Research firm IHS, which previously dismantled the iPhone 5s and 5c to calculate component costs, has now done the same with the iPad Air.
It concludes that while the technology in the iPad Air is significantly more advanced than in the iPad 3 (for some reason the company skipped the iPad 4), the total production cost is actually lower, reports AllThingsD.
The firm says Apple’s iPad Air [...] costs between $274 and $361 to build depending on model. The [...] total component cost of the base model, at $274, is still $42 cheaper than the entry-level third-generation iPad …
The display and touchscreen assembly is significantly more advanced than earlier models, with a higher combined production cost of $133, says IHS.
For the touchscreen bit, there’s a new type of sensor known as a cycle-olefin polymer (COP) sensor that sits underneath the outer layer of Gorilla Glass that users touch. What used to require two layers of glass now requires only one. The result, the whole assembly measures out to 1.8 millimeters thick versus 2.23 millimeters on the third-generation model.
There’s also fewer LED lights providing the backlighting to the display than before. The brightness that once required 84 LED lights, is now being accomplished with only 36.
The lighting trick appears to be achieved by a combination of the thinner screen assembly (thus less dimming) and an optical film used to spread the lighting across a wider area, though it’s also possible that the LEDs are more powerful.

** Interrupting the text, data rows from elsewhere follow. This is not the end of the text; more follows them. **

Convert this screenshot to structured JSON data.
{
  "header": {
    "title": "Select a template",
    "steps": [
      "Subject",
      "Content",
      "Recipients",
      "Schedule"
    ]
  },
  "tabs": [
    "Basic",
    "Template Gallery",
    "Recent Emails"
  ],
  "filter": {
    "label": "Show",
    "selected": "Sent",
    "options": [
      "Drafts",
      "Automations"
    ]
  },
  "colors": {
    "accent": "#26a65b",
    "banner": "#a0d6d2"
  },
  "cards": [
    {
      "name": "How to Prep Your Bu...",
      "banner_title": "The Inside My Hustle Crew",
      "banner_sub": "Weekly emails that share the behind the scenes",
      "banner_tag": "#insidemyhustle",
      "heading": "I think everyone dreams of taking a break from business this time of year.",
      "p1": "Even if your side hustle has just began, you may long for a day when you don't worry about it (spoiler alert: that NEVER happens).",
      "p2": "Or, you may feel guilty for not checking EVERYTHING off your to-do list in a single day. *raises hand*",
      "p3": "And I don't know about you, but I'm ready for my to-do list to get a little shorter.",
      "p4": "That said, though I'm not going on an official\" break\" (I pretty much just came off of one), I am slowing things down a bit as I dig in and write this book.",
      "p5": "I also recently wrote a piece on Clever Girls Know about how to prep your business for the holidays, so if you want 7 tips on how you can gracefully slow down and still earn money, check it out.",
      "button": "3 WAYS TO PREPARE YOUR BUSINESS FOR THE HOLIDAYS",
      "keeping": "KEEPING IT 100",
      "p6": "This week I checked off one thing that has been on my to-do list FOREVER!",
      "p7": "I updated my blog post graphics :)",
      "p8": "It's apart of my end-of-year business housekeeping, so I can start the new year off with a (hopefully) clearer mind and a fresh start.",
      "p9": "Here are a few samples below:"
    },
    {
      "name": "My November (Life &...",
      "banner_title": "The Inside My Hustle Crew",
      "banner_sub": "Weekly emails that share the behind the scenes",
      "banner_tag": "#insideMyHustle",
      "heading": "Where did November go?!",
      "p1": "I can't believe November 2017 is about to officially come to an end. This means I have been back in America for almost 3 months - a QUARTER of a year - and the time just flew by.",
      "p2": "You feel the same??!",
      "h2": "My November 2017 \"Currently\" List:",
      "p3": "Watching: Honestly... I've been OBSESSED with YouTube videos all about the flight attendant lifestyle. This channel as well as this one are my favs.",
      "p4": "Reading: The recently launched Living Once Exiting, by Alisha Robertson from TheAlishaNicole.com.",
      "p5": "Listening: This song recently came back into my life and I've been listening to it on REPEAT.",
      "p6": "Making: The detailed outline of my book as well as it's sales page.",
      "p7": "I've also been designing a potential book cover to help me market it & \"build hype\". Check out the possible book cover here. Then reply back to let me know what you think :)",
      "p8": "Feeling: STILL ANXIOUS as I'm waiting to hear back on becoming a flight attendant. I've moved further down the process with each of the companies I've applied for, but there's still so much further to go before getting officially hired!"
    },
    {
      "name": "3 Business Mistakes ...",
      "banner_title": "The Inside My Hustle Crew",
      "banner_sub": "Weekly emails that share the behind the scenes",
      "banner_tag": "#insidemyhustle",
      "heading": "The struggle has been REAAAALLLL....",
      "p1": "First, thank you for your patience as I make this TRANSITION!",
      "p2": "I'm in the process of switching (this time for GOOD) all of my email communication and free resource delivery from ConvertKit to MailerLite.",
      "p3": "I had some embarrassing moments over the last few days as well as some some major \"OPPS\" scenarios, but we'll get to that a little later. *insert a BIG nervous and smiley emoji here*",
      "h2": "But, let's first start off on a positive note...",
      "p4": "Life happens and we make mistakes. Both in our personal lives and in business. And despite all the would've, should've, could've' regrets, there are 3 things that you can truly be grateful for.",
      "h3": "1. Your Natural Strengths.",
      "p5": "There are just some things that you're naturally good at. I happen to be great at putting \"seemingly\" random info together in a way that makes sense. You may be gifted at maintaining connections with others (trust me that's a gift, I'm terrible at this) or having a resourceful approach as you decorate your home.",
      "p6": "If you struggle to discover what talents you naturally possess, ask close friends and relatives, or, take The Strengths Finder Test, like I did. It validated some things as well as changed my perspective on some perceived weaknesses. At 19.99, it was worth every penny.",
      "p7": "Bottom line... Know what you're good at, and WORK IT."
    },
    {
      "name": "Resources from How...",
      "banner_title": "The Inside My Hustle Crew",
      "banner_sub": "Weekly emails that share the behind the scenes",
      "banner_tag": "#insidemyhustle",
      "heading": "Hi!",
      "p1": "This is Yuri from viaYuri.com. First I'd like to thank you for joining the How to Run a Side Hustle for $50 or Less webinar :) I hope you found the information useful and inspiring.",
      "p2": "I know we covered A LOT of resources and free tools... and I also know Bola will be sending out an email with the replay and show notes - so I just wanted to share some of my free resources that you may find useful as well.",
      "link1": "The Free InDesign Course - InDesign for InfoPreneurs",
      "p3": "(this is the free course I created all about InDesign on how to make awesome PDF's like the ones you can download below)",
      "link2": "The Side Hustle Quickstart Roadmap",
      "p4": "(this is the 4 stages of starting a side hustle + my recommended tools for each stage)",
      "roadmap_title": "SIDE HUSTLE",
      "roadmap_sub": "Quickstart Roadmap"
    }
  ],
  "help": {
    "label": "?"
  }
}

IHS says that Apple also managed to achieve something with the iPad Air that it tried but failed to do with the iPhone 5s and 5c: use a single set of wireless chips to allow the same model to be used on any U.S. carrier. This allows Apple to benefit from economies of scale. IHS says Apple was unable to do the same with the latest iPhones as there simply isn’t enough room in the casing to accommodate all the chips needed.